The famous Haigh-Ashbury District is more than a trendy tourist destination. The first free clinic in America was founded by Dr. Dave Smith in the famous neighborhood in the 1960s. When most medical resources were denied to those who struggled with mental illness, substance abuse, homelessness and other issues considered by many to be self-induced, “Dr. Dave” opened a free clinic largely funded by many musicians and promoters of the booming San Francisco music scene. Still standing today, Scott reports over 1,200 clinics across the nation use the same model for free clinic medical practices.
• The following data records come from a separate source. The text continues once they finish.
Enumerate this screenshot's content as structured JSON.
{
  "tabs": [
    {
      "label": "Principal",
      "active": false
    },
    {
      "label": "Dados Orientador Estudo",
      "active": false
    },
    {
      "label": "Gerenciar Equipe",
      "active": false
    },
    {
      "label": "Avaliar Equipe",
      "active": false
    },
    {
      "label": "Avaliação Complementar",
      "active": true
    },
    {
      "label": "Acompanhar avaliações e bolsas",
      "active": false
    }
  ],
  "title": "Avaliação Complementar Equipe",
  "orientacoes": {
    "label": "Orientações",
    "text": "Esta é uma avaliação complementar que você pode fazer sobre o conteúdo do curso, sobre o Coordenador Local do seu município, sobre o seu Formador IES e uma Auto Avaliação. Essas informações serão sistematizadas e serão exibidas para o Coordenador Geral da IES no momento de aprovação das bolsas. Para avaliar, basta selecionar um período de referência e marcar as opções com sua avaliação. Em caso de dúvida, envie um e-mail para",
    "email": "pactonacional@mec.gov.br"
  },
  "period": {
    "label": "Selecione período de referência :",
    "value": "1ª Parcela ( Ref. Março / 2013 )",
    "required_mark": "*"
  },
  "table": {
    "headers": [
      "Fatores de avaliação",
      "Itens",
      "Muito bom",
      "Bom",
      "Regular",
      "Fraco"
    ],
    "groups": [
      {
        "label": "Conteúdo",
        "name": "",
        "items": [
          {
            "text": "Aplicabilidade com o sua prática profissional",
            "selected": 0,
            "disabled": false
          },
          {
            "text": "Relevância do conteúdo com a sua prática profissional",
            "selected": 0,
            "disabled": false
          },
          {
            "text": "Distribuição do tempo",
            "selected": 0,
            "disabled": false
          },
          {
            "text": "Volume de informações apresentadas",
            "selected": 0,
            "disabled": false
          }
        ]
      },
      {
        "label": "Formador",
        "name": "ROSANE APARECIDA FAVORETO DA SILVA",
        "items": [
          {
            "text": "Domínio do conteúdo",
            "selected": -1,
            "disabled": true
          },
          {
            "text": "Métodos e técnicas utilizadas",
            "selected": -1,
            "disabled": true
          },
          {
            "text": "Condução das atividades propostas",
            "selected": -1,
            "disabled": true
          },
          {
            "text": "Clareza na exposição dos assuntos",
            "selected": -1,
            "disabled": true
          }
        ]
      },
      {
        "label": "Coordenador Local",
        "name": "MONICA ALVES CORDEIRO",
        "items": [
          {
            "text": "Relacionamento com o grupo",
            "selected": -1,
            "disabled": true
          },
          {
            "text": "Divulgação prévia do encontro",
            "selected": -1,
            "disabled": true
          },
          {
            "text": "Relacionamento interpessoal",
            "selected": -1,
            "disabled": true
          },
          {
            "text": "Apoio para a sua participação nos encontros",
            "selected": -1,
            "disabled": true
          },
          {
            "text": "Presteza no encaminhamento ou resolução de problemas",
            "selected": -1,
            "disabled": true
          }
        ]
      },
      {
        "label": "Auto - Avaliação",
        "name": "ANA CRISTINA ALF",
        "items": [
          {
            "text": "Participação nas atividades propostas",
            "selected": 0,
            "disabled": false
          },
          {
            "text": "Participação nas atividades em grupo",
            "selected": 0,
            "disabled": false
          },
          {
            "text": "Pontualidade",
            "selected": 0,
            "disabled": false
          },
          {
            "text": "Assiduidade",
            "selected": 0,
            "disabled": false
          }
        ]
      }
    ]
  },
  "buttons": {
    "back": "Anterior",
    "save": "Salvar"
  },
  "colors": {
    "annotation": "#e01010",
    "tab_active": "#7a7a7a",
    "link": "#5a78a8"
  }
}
Groups can tour any of the city’s many museums, but one unique to San Francisco and its progressive history is the GLBT Historical Society Museum where the first ever rainbow flag is preserved and displayed. Designed by Gilbert Baker at the request of openly gay politician Harvey Milk, the flag was an instant hit. Following Milk’s assassination, San Francisco based Paramount began mass production of the flag, yet the original has been kept as an important relic of the city’s history.

Original rainbow flag at GLBT Historical Society Museum in San Francisco

Author’s Choice

With so many attractions, historic landmarks and natural beauty highlighted in both books, it was hard for Robinson and Scott to select just one location that would be the best for a group to visit when exploring a city full of so much personality.

Golden Gate Park was a recommendation of Robinson’s, stating that even locals or travelers who have been to the park before having probably only seen a small portion of the third most visited urban park in the nation. “There is so much packed in Golden Gate Park, whether it’s a museum or a statue or the museums,” says Robinson. “I’ve even found things that were new to me that I hadn’t seen before when I was searching for places to include in the book. So, I feel like if I grew up in the Bay Area, and there were things that were new to me or things I learned more about, it’s got to be true for many others.”

Scott recommends several culturally oriented activities for groups, such the San Francisco Museum of Modern Art or Buena Vista café that is credited as bringing Irish coffee to America. Whatever the neighborhood or experience, Scott reiterates San Francisco’s legacy of creativity and innovation. “It’s dynamic, full of new ideas. It’s diverse. It’s beautiful.”

Golden Gate Bridge and San Francisco, California